The 1914 social register for London did not go to press until 1915, so great was the task of assessing the butcher's bill paid by that tribe. The letters written from camp and the front by those privileged young men all seemed to give thanks that their youth had been matched "with this hour" and that they might be able to show to one and all that they were worthy.
"...For not even in the Great Rebellion against Charles I did the nobility lose so many of its members as the list of casualties of the present war displays. In the first sixteen months of operations no less than eight hundred men of title were killed in action, or died of their wounds, and over a thousand more were serving with the land or sea forces."
This article speaks with some urgency as to the crises experienced by that titled class during the war years, as well as a doubtful future for the House of Lords.
A five paragraph account regarding the royal families of Europe; how close they were prior to the war and the important roll played by Queen Victoria in maintaining the strong bond between them. One particular line of note:
"Queen Victoria was the only human being whom the Kaiser feared."
Click here to read another article about the war and the royal families.
"France has discovered Lafayette
in this age only because America never forgot him"
This article reports that the Marquis de Lafayette (Marie-Joseph-Paul-Yves-Roch-Gilbert du Motier de Lafayette, 1757 - 1834), who seemed heaven-sent when he appeared in Philadelphia in order to aid the Americans in their revolt against the British, had been largely forgotten by the French in the Twentieth Century. Indeed, the French were baffled to hear his name invoked as often as it was during the period of America's participation in the World War One. It was said that during the war some disgruntled wit in the American Army woke up one morning in the trenches and grumbled: "Alright, we paid Lafayette back; now what other Frog son-of-a-bitch do we owe?" Oddly, there is no mention made whatever of that unique trait so common to the Homo Americanus- "selective memory": during the 1870 German invasion of France there seemed to have been no one who recalled Lafayette's name at all.
This is an opinion piece written at a time when the world stood at the doorstep of World War II. The writer went to some length to outline the fatal error made just one generation earlier and how the sins were to be paid for by their sons and daughters:
"The world of today, an upheaval of antagonisms heading toward destructive war, was not inevitable. Russia need not have fallen to the Bolshevists, Germany to the Nazis, Italy to the Fascists. The United States need not have entered the Great War. Two million men slain in battle need not have died. These consequences resulted from a decision of a few men during the World War."
He argued that the Dardanelles Campaign is where the whole war went sideways.

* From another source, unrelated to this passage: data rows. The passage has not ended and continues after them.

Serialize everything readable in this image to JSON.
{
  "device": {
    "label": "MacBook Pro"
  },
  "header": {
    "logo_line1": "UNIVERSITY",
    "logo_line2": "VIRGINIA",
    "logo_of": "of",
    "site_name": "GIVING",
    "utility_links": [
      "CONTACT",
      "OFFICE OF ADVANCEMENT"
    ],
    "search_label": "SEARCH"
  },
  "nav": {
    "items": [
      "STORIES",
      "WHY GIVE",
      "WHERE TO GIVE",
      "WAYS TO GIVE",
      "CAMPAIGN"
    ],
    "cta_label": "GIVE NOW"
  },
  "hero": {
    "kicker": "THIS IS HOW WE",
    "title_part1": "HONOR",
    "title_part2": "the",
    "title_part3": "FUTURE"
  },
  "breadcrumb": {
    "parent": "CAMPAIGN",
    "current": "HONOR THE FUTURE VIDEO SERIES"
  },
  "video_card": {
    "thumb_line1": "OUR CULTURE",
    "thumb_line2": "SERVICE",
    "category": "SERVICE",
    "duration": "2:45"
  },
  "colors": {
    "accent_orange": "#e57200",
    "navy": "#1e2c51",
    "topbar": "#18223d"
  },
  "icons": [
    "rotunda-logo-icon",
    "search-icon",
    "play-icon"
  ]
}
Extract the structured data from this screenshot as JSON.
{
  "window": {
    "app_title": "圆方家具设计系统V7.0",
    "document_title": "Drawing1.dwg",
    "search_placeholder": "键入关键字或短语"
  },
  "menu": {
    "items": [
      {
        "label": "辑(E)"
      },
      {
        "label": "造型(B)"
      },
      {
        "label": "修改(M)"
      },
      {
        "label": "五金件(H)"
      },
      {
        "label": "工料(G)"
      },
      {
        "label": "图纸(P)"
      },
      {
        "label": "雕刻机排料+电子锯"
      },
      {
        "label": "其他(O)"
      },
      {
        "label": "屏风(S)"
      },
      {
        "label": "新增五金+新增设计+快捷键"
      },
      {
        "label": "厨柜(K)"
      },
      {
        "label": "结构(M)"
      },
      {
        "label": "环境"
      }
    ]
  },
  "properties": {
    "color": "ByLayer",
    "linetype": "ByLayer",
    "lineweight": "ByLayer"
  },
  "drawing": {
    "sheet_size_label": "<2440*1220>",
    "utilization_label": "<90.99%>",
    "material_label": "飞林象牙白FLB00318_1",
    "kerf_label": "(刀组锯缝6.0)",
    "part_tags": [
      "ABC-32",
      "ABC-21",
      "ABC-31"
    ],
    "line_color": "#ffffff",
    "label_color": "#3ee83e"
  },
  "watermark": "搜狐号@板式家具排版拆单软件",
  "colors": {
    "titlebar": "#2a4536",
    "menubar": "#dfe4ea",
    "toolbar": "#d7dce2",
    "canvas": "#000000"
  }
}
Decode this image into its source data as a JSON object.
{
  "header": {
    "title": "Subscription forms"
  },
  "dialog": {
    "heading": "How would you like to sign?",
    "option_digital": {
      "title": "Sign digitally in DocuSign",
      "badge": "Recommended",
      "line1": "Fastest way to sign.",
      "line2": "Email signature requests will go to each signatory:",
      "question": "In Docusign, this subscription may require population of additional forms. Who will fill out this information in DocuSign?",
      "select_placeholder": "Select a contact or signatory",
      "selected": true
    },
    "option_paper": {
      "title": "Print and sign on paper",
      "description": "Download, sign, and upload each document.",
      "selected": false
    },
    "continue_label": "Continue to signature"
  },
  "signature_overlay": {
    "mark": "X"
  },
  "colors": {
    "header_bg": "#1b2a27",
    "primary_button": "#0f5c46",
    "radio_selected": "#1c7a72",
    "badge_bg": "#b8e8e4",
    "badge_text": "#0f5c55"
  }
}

Click here to read what the Kaiser thought of Adolf Hitler.
When the diplomatic leadership in Washington began to unravel the plot that was revealed behind the Zimmerman telegram, the Wilson administration wisely concluded that the governments of Japan and Mexico were not complicit in the scheme that had been cooked-up by the Germans.